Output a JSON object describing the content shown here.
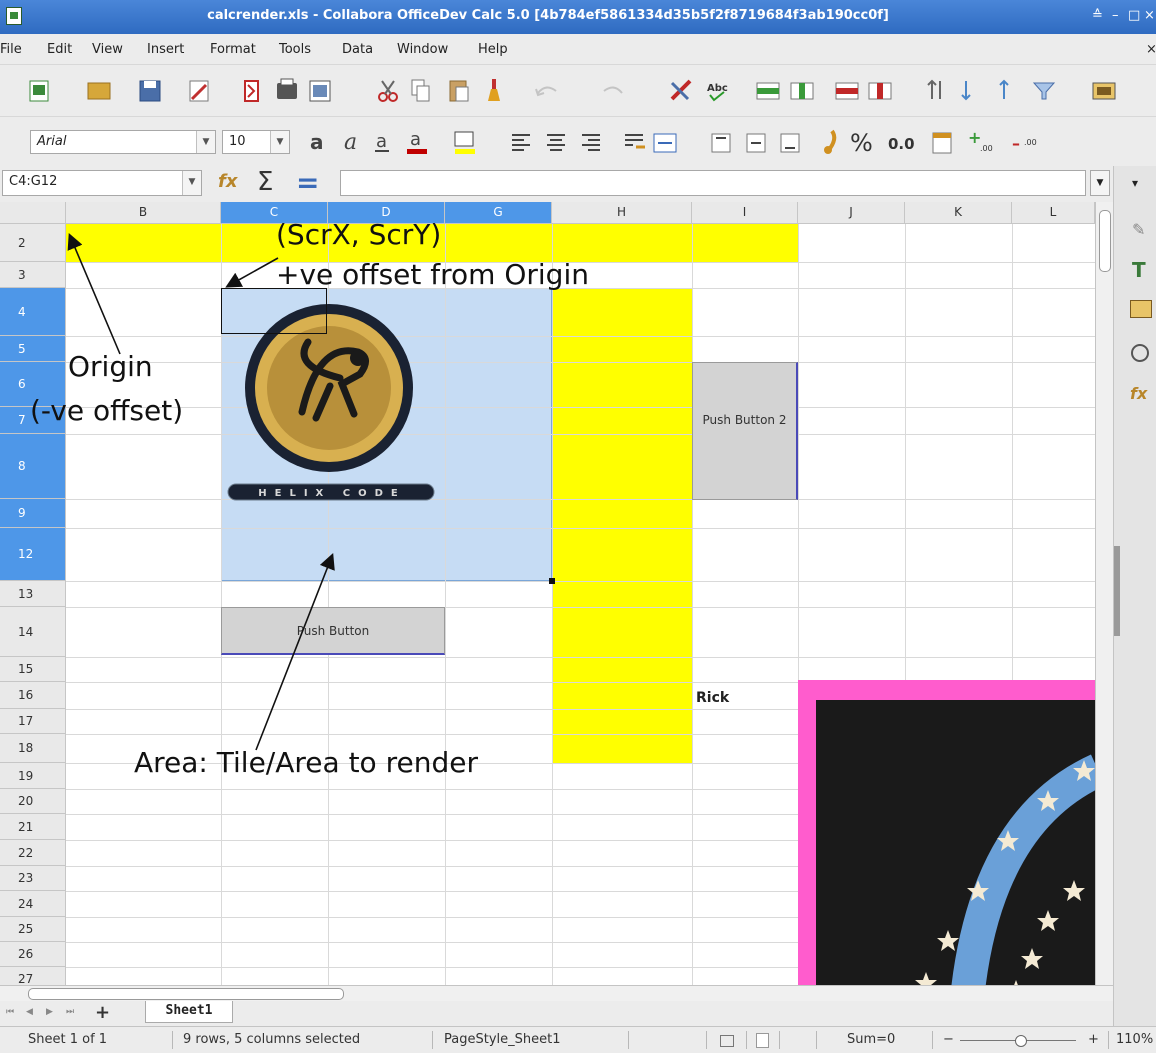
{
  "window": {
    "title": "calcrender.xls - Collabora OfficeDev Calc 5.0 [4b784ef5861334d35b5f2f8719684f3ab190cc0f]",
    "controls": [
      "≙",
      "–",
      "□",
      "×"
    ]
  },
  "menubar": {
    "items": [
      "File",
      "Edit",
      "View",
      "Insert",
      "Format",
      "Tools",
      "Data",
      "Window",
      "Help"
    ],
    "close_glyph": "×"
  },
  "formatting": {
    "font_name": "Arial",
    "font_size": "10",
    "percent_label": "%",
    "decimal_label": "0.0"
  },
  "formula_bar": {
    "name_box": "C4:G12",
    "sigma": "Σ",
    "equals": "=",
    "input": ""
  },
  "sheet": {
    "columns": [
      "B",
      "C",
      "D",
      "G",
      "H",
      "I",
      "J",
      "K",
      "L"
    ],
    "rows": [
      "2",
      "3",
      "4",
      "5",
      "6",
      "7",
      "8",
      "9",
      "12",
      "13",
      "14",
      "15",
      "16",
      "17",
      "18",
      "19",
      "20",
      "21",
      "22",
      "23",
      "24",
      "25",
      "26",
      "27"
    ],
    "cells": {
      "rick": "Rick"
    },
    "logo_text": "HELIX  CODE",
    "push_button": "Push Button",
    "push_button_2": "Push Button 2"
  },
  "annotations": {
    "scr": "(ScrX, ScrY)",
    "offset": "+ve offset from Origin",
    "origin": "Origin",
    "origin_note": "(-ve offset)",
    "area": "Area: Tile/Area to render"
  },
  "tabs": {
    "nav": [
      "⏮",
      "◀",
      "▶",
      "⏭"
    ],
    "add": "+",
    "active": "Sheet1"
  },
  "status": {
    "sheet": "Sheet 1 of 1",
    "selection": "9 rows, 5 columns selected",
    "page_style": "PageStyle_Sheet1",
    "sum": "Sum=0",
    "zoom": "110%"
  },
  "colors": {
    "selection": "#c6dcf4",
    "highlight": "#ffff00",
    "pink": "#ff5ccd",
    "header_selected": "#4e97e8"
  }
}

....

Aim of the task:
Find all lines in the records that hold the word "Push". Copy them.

Output below:
    "push_button": "Push Button",
    "push_button_2": "Push Button 2"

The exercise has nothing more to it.